### EXERCISE REQUIREMENTS
Check every line below for the word "вподобань" and copy each one that has it.

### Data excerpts

+-------+

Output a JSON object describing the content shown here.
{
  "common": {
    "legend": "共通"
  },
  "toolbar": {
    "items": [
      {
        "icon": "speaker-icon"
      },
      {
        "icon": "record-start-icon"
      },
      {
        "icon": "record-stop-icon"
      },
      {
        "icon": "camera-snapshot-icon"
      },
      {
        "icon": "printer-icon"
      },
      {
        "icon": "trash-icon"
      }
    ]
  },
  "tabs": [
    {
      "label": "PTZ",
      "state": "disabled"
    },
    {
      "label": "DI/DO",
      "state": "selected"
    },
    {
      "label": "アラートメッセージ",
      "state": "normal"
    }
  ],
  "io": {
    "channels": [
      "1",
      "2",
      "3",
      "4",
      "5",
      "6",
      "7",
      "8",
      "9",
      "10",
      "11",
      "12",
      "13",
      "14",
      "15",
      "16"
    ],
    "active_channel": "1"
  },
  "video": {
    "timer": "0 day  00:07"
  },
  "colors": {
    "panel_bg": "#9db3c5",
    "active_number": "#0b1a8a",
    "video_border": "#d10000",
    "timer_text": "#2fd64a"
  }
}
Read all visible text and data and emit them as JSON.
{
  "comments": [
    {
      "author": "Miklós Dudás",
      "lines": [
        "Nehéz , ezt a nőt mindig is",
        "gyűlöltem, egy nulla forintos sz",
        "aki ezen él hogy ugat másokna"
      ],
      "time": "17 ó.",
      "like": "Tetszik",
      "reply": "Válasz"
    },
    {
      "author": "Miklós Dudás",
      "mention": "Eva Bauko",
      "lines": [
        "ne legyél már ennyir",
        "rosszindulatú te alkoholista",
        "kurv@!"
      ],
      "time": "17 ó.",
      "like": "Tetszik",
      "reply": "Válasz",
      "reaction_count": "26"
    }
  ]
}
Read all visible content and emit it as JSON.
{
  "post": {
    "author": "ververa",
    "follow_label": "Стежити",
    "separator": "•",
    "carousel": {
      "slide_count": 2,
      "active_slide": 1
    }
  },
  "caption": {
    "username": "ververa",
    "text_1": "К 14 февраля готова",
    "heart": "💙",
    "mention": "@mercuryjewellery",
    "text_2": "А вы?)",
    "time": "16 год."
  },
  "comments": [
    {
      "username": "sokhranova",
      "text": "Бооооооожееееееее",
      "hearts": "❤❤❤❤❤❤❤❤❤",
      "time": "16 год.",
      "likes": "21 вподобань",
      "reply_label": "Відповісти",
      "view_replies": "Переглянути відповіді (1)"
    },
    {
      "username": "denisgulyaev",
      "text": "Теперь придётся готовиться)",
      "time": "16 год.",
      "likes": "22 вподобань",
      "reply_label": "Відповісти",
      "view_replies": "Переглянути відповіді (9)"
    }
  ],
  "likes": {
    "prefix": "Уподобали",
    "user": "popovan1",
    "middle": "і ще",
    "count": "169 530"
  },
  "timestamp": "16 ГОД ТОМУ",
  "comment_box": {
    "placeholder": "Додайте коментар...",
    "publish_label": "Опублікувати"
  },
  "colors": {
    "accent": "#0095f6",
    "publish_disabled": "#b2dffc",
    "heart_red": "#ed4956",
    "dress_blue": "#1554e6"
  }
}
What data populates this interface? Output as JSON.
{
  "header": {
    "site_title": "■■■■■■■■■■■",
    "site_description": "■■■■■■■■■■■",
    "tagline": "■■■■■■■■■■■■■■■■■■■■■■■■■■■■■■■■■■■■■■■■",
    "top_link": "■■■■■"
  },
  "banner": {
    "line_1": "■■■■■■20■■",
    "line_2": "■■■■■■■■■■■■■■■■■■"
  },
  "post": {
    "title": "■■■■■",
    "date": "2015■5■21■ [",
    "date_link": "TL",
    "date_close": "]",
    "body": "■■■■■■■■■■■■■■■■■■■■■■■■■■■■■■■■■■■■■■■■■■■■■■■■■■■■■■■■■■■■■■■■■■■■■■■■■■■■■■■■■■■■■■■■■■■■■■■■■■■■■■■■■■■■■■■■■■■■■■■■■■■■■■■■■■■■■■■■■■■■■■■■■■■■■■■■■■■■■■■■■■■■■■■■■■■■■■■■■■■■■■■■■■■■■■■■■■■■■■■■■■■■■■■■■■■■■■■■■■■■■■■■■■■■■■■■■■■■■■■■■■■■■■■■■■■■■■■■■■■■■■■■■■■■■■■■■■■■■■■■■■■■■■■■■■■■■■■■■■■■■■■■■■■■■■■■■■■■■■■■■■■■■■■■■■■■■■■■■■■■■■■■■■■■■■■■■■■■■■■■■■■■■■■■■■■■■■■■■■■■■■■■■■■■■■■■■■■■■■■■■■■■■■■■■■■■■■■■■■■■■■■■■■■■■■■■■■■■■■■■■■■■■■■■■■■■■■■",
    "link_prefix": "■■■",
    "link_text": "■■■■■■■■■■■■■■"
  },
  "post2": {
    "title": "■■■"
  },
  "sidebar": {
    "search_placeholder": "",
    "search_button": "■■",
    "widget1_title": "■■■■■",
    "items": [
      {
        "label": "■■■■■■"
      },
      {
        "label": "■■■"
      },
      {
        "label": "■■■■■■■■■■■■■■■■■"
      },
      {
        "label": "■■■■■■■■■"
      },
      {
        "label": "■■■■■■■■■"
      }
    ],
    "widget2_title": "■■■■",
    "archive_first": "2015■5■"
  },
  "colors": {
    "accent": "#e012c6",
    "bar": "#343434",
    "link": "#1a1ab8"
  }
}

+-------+

### TASK RESPONSE
      "likes": "21 вподобань",
      "likes": "22 вподобань",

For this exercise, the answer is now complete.